STORED DATA:
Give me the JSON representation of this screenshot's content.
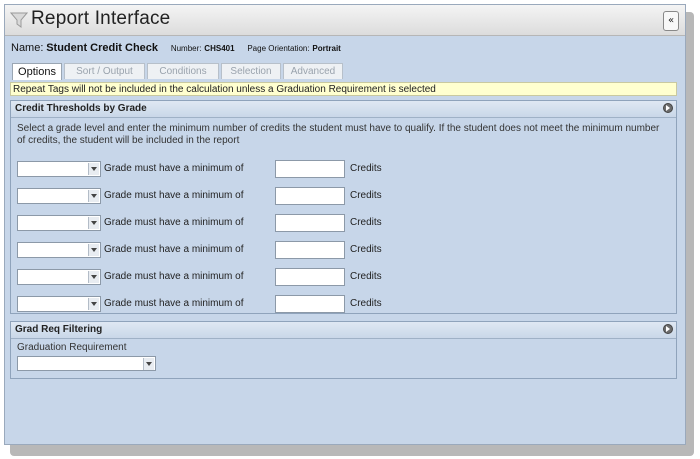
{
  "window": {
    "title": "Report Interface",
    "collapse_label": "«"
  },
  "report": {
    "name_label": "Name:",
    "name_value": "Student Credit Check",
    "number_label": "Number:",
    "number_value": "CHS401",
    "orientation_label": "Page Orientation:",
    "orientation_value": "Portrait"
  },
  "tabs": [
    {
      "label": "Options",
      "active": true
    },
    {
      "label": "Sort / Output",
      "active": false
    },
    {
      "label": "Conditions",
      "active": false
    },
    {
      "label": "Selection",
      "active": false
    },
    {
      "label": "Advanced",
      "active": false
    }
  ],
  "notice": "Repeat Tags will not be included in the calculation unless a Graduation Requirement is selected",
  "credit_thresholds": {
    "header": "Credit Thresholds by Grade",
    "description": "Select a grade level and enter the minimum number of credits the student must have to qualify. If the student does not meet the minimum number of credits, the student will be included in the report",
    "rows": [
      {
        "grade": "",
        "text": "Grade must have a minimum of",
        "credits": "",
        "unit": "Credits"
      },
      {
        "grade": "",
        "text": "Grade must have a minimum of",
        "credits": "",
        "unit": "Credits"
      },
      {
        "grade": "",
        "text": "Grade must have a minimum of",
        "credits": "",
        "unit": "Credits"
      },
      {
        "grade": "",
        "text": "Grade must have a minimum of",
        "credits": "",
        "unit": "Credits"
      },
      {
        "grade": "",
        "text": "Grade must have a minimum of",
        "credits": "",
        "unit": "Credits"
      },
      {
        "grade": "",
        "text": "Grade must have a minimum of",
        "credits": "",
        "unit": "Credits"
      }
    ]
  },
  "grad_req": {
    "header": "Grad Req Filtering",
    "label": "Graduation Requirement",
    "selected": ""
  },
  "icons": {
    "title": "funnel-icon",
    "collapse": "double-chevron-left-icon",
    "panel_toggle": "circle-arrow-icon",
    "dropdown": "chevron-down-icon"
  }
}
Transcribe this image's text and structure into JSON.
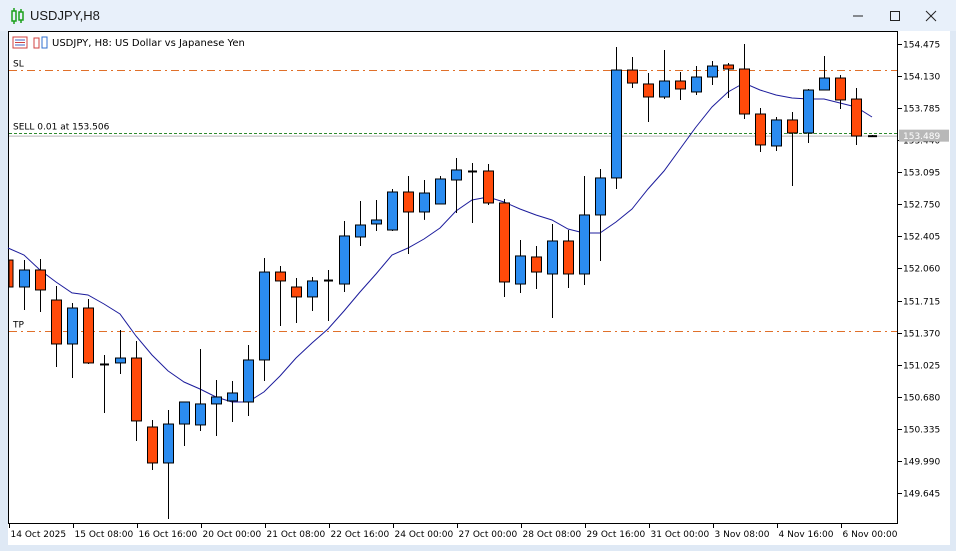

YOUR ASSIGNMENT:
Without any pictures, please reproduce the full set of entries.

ANSWER BOX:
Give me the JSON representation of this screenshot's content.
{
  "window": {
    "title": "Report Interface",
    "collapse_label": "«"
  },
  "report": {
    "name_label": "Name:",
    "name_value": "Student Credit Check",
    "number_label": "Number:",
    "number_value": "CHS401",
    "orientation_label": "Page Orientation:",
    "orientation_value": "Portrait"
  },
  "tabs": [
    {
      "label": "Options",
      "active": true
    },
    {
      "label": "Sort / Output",
      "active": false
    },
    {
      "label": "Conditions",
      "active": false
    },
    {
      "label": "Selection",
      "active": false
    },
    {
      "label": "Advanced",
      "active": false
    }
  ],
  "notice": "Repeat Tags will not be included in the calculation unless a Graduation Requirement is selected",
  "credit_thresholds": {
    "header": "Credit Thresholds by Grade",
    "description": "Select a grade level and enter the minimum number of credits the student must have to qualify. If the student does not meet the minimum number of credits, the student will be included in the report",
    "rows": [
      {
        "grade": "",
        "text": "Grade must have a minimum of",
        "credits": "",
        "unit": "Credits"
      },
      {
        "grade": "",
        "text": "Grade must have a minimum of",
        "credits": "",
        "unit": "Credits"
      },
      {
        "grade": "",
        "text": "Grade must have a minimum of",
        "credits": "",
        "unit": "Credits"
      },
      {
        "grade": "",
        "text": "Grade must have a minimum of",
        "credits": "",
        "unit": "Credits"
      },
      {
        "grade": "",
        "text": "Grade must have a minimum of",
        "credits": "",
        "unit": "Credits"
      },
      {
        "grade": "",
        "text": "Grade must have a minimum of",
        "credits": "",
        "unit": "Credits"
      }
    ]
  },
  "grad_req": {
    "header": "Grad Req Filtering",
    "label": "Graduation Requirement",
    "selected": ""
  },
  "icons": {
    "title": "funnel-icon",
    "collapse": "double-chevron-left-icon",
    "panel_toggle": "circle-arrow-icon",
    "dropdown": "chevron-down-icon"
  }
}
Transcribe this image's text and structure into JSON.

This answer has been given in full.